■ The task:
Search the data for "icon". Return each matching line.

- - -

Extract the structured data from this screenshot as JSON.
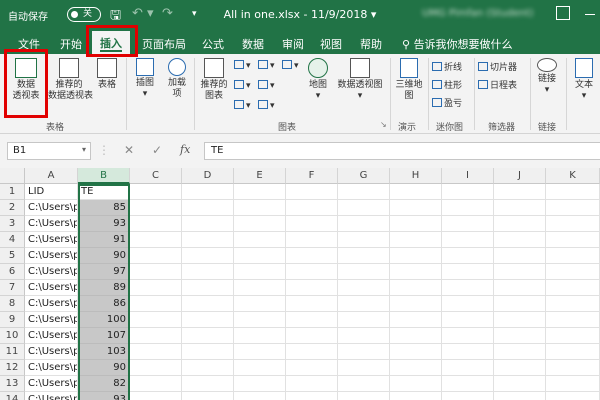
{
  "titlebar": {
    "autosave_label": "自动保存",
    "autosave_state": "关",
    "save_icon": "save-icon",
    "undo_icon": "undo-icon",
    "redo_icon": "redo-icon",
    "qa_more": "▾",
    "document_title": "All in one.xlsx  -  11/9/2018  ▾",
    "user_name": "UMG Pimfan (Student)",
    "bg_color": "#217346"
  },
  "tabs": [
    "文件",
    "开始",
    "插入",
    "页面布局",
    "公式",
    "数据",
    "审阅",
    "视图",
    "帮助"
  ],
  "active_tab": "插入",
  "tell_me": "告诉我你想要做什么",
  "ribbon": {
    "pivot_table": "数据\n透视表",
    "recommended_pivot": "推荐的\n数据透视表",
    "table": "表格",
    "illustrations": "插图",
    "addins": "加载\n项",
    "recommended_charts": "推荐的\n图表",
    "map": "地图",
    "pivot_chart": "数据透视图",
    "map3d": "三维地\n图",
    "spark_line": "折线",
    "spark_column": "柱形",
    "spark_winloss": "盈亏",
    "slicer": "切片器",
    "timeline": "日程表",
    "link": "链接",
    "text": "文本",
    "groups": {
      "tables": "表格",
      "charts": "图表",
      "tours": "演示",
      "sparklines": "迷你图",
      "filters": "筛选器",
      "links": "链接"
    }
  },
  "formula_bar": {
    "name_box": "B1",
    "cancel": "✕",
    "enter": "✓",
    "fx": "fx",
    "content": "TE"
  },
  "columns": [
    "A",
    "B",
    "C",
    "D",
    "E",
    "F",
    "G",
    "H",
    "I",
    "J",
    "K"
  ],
  "rows": [
    {
      "n": "1",
      "a": "LID",
      "b": "TE"
    },
    {
      "n": "2",
      "a": "C:\\Users\\p",
      "b": "85"
    },
    {
      "n": "3",
      "a": "C:\\Users\\p",
      "b": "93"
    },
    {
      "n": "4",
      "a": "C:\\Users\\p",
      "b": "91"
    },
    {
      "n": "5",
      "a": "C:\\Users\\p",
      "b": "90"
    },
    {
      "n": "6",
      "a": "C:\\Users\\p",
      "b": "97"
    },
    {
      "n": "7",
      "a": "C:\\Users\\p",
      "b": "89"
    },
    {
      "n": "8",
      "a": "C:\\Users\\p",
      "b": "86"
    },
    {
      "n": "9",
      "a": "C:\\Users\\p",
      "b": "100"
    },
    {
      "n": "10",
      "a": "C:\\Users\\p",
      "b": "107"
    },
    {
      "n": "11",
      "a": "C:\\Users\\p",
      "b": "103"
    },
    {
      "n": "12",
      "a": "C:\\Users\\p",
      "b": "90"
    },
    {
      "n": "13",
      "a": "C:\\Users\\p",
      "b": "82"
    },
    {
      "n": "14",
      "a": "C:\\Users\\p",
      "b": "93"
    }
  ]
}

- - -

■ Expected answer:
    "save_icon": "save-icon",
    "undo_icon": "undo-icon",
    "redo_icon": "redo-icon",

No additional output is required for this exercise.